When screening potential tenants, what is the proper way to turn them
down, and the legal implications if the tenant asks for more details?
The "proper" way to turn someone down depends on why you decided to turn him or her down. As long as you did not decline to rent to a tenant because of information you learned in a credit report or commercially available criminal background check, you are not required to notify them. However, it is a good business practice to notify them in writing as Nij's post suggests. However, it would be a good idea to keep a copy of the letter for you records and possibly write down some notes. Such as, "other applicants had higher income," or "could not verify rental history." These kinds notes one the letters you mail out will be you friend should you ever be accused of improper discrimination on the basis of race, gender, religion, etc..
Declining to Rent Based Upon a Credit Check or Commercially Available Background Check:
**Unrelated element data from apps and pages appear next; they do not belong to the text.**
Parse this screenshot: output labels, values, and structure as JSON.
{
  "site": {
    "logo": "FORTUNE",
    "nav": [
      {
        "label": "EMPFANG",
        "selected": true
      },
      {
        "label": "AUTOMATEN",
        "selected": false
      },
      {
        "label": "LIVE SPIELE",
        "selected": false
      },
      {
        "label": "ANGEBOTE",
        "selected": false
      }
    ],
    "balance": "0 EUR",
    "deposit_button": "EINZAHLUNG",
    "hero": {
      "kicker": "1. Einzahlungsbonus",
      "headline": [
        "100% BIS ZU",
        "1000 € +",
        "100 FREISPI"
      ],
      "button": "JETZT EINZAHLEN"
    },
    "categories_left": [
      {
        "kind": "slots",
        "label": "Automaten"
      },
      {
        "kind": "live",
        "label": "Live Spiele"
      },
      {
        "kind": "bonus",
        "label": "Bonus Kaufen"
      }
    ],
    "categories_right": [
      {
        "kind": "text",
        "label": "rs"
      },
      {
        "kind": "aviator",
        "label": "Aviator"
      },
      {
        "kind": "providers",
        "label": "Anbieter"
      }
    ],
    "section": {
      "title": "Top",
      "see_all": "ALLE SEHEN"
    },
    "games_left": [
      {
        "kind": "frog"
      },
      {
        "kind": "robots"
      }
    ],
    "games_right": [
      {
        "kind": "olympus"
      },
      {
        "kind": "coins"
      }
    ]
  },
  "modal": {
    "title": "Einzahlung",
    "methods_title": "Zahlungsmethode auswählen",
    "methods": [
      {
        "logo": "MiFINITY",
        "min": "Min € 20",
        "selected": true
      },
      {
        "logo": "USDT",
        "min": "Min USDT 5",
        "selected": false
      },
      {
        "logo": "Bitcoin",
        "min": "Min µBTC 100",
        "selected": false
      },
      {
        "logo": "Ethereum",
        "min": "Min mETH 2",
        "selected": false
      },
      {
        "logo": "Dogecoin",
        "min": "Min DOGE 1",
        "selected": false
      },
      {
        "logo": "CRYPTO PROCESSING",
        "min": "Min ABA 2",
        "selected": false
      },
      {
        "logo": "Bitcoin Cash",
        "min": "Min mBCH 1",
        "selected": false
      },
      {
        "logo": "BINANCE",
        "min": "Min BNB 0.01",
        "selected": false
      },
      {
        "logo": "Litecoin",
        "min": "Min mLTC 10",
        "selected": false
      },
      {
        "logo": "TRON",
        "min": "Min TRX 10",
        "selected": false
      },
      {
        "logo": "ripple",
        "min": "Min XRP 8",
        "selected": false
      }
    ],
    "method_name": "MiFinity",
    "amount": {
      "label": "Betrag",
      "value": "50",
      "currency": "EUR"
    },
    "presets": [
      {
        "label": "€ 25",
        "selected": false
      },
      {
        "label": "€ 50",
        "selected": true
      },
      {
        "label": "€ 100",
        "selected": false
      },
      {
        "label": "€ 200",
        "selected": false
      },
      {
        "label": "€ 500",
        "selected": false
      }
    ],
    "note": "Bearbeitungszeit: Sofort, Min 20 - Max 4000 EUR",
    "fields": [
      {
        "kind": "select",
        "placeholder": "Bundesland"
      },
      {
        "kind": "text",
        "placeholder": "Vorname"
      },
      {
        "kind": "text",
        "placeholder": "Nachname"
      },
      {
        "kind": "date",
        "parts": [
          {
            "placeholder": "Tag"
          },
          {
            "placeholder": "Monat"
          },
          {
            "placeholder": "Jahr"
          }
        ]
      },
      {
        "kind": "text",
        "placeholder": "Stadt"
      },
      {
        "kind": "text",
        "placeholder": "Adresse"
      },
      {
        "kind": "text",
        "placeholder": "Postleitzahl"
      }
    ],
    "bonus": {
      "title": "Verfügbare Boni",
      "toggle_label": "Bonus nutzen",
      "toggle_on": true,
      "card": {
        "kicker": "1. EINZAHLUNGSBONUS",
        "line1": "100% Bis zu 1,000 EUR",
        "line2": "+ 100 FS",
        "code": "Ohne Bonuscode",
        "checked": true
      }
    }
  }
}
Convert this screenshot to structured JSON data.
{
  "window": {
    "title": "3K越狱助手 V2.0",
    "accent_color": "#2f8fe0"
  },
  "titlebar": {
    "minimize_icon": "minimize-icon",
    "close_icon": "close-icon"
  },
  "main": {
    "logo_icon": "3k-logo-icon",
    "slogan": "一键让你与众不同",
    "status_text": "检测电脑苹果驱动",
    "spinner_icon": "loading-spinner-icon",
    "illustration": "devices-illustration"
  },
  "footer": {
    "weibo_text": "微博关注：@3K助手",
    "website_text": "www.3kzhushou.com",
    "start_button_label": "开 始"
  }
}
The federal law that governs credit checks and commercially available background checks is the Fair Credit Reporting Act ("FCRA"). The FCRA regulates "consumer reports," which includes credit reports and criminal background checks that are assembled by companies. (The FCRA does not apply if you, yourself, are going to the state police or courthouse to get background check records).
Under the FCRA, requires that people who make decisions against someone based on information in a credit or background check, notify that person. The FCRA calls this decision against someone an "adverse action" and requires that you provide the affected party the following information:
- The name, address and telephone number of the company that supplied the consumer report, including a toll-free telephone number for companies that maintain files nationwide;
- A statement that the company that supplied the report did not make the decision to take the adverse action and cannot give the specific reasons for it; and
- A notice of the individual's right to dispute the accuracy or completeness of any information the company furnished, and the consumer's right to a free report from the company upon request within 60 days.
The FCRA calls this notice an "Adverse Action Notice." See 15 U.S.C. 1681m. An adverse action notice can be oral, written, or electronic. Obviously, written or electronic would be the best since you can prove that it was sent.
Also, be aware that the FCRA has civil penalties if it is violated.
The Federal Trade Commission has a helpful guide that lists some of the basics of when you do and do not need to provide adverse action notice.
Website: Using Consumer Reports: What Landlords Need to Know
Brochure: FTC Facts for Business
However, it does not cover criminal background checks, which have many of the same rules as the credit checks under the FCRA.